Enabling the IP and IoT worlds to converge through an innovative interconnection protocol: a solution for compressing and fragmenting messages exchanged on LPWAN networks.
In the “Internet of Things”, there is of course the Internet. However, dedicated networks for device communications do not use the IP protocols that are used by the networks making up the Internet today. IP protocols are too resource-hungry for IoT networks. And this technological gap is one of the factors holding back or adding to the complexity of the development and deployment of IoT services on an industrial scale.
Bringing the IoT into the Internet arena
The unique features of the communication protocols used on dedicated LPWAN networks for small devices, with cost, energy and bandwidth constraints, mean that developers need to be familiar with specific interfaces and models. Similarly, network managers require specialised skills for designing, operating and maintaining specific management tools for IoT networks.
Laurent Toutain, associate professor at IMT Atlantique, a pioneer of LoRa technology and the co-founder of Acklio, explains: “We have seen all the potential offered by LoRa, which was in a non-IP world. IP opens up possibilities for interoperability, making it simpler to create services. However, IP protocols are incompatible with bandwidth-constrained LPWAN networks because they are too resource-hungry in terms of energy and data. The solution proposed by Acklio, a spin-off from the IMT Atlantique engineering school, involves making these two worlds converge through an interconnection protocol with a solution for compressing and fragmenting messages exchanged on LPWAN networks”.
This solution is called SCHC, which stands for Static Context Header Compression. While Acklio is leading the way forward for its development and the resulting product deployments, the design and implementation of this technology are likely to be of interest to many different stakeholders from the IoT and telecommunications ecosystem. And the project is part of a standardisation drive, with the IETF’s LPWAN working group set up in 2016, notably bringing together academics and experts from SigFox, LoRaWAN®, the IEEE and Orange. This will enable the benefits of the SCHC technology to be shared as widely as possible. “The IETF stands out from other standardisation bodies by drawing on the expertise and contributions of individual specialists in their fields, rather than entities”, explains Marianne Laurent, Head of Marketing at Acklio. “We are focused on pure engineering and expertise, and not lobbying considerations, we want to standardise solutions in order to bring them to the IoT market”. And in this way maximise the interest and potential of IoT networks – which were relatively isolated up until now due to this incompatibility with the IP world – in line with Metcalfe’s Law, which states that the value of a network is proportional to the square of the number of its users. And SCHC is making it possible to attract large numbers of users and communities to LPWAN networks.
Generic architecture to extract entropy
But how is this innovation being made possible? How can the SCHC technology compress and fragment the IPv6/UDP/CoAP Internet protocols so they can be transported by constrained networks? Dominique Barthel, IoT networks research engineer with Orange, explains: “The more constrained and basic the device, the greater the predictability and similarities between the messages that it exchanges, which reduces their entropy.
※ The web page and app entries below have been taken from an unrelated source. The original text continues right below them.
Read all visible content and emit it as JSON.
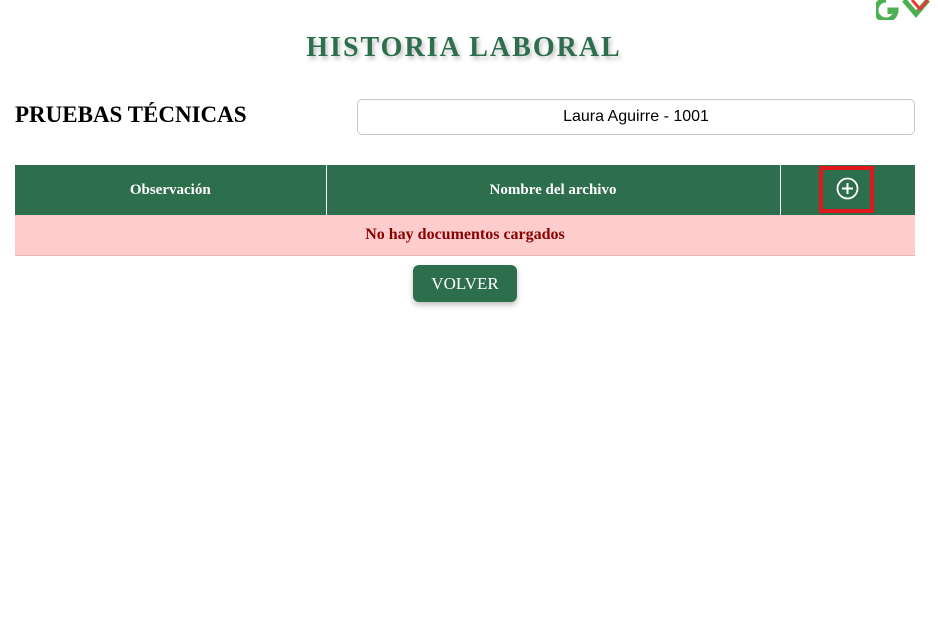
{
  "header": {
    "title": "HISTORIA LABORAL",
    "logo_icon": "brand-logo-icon"
  },
  "section": {
    "title": "PRUEBAS TÉCNICAS",
    "employee": "Laura Aguirre - 1001"
  },
  "table": {
    "columns": [
      "Observación",
      "Nombre del archivo"
    ],
    "add_icon": "plus-circle-icon",
    "empty_message": "No hay documentos cargados"
  },
  "actions": {
    "back_label": "VOLVER"
  },
  "colors": {
    "primary_green": "#2d6e4c",
    "empty_row_bg": "#fdcccc",
    "empty_row_text": "#8b0000",
    "highlight_red": "#e0181e"
  }
}
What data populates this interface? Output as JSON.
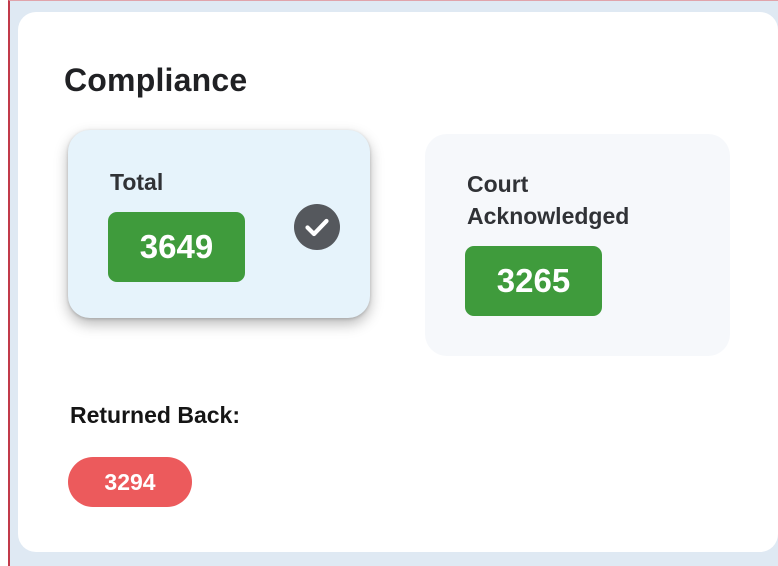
{
  "section": {
    "title": "Compliance"
  },
  "cards": {
    "total": {
      "label": "Total",
      "value": "3649",
      "selected_icon": "check-circle-icon"
    },
    "court": {
      "label_line1": "Court",
      "label_line2": "Acknowledged",
      "value": "3265"
    }
  },
  "returned": {
    "label": "Returned Back:",
    "value": "3294"
  },
  "colors": {
    "success": "#3f9b3c",
    "danger": "#ec5a5c",
    "selected_card_bg": "#e6f3fb"
  }
}
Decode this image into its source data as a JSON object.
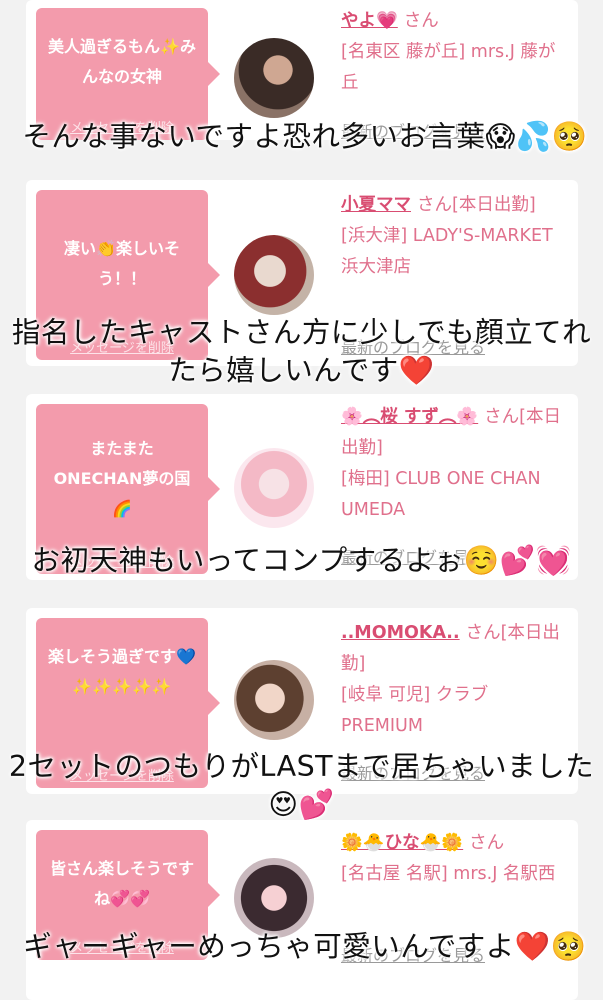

Headers contain information that is already known, which we do not need to transmit. Our technology is based on an algorithm that extracts the data bits, i.e. the “surprise elements”, and a protocol that transmits only this information, while enabling recipients to reconstitute the original message. In other words, this is a generic machine to extract entropy, which we have designed to be as flexible as possible, and which can be adapted to many types of messages, networks and use cases”.
With SCHC, a typical 80 byte IPv6/UDP/CoAP packet can be compressed to 3 to 5 bytes for transmission.
RFC coming up
As an operator of LPWAN networks, such as LoRaWAN®, Orange is very interested in this technology and right from the outset has been part of the work carried out by IMT-Atlantique, Acklio and the IETF’s LPWAN working group in particular. This work will make it possible to both harmonise and accelerate the development of applications, while promoting the reuse of existing network management tools and skills, and delivering optimum end-to-end security. Basically, it will thus enable the IoT to benefit from the best properties of the IP world, which have been proven and mastered for decades.
Orange and the startup have worked together on many different aspects, from defining the generic compression-fragmentation mechanism with the IETF to carrying out demonstrations of this. Today, the standardisation of the generic mechanism has moved into its final phase, with a Request For Comments (RFC) expected before the end of the year. A major milestone, which will mark the starting point for the technology’s adoption by other key communities within the IoT ecosystem, such as the LoRa Alliance TM, and the industrialisation of solutions deploying SCHC on networks for many different use cases.
With SCHC, the “Internet” side of the Internet of Things is really coming to the fore.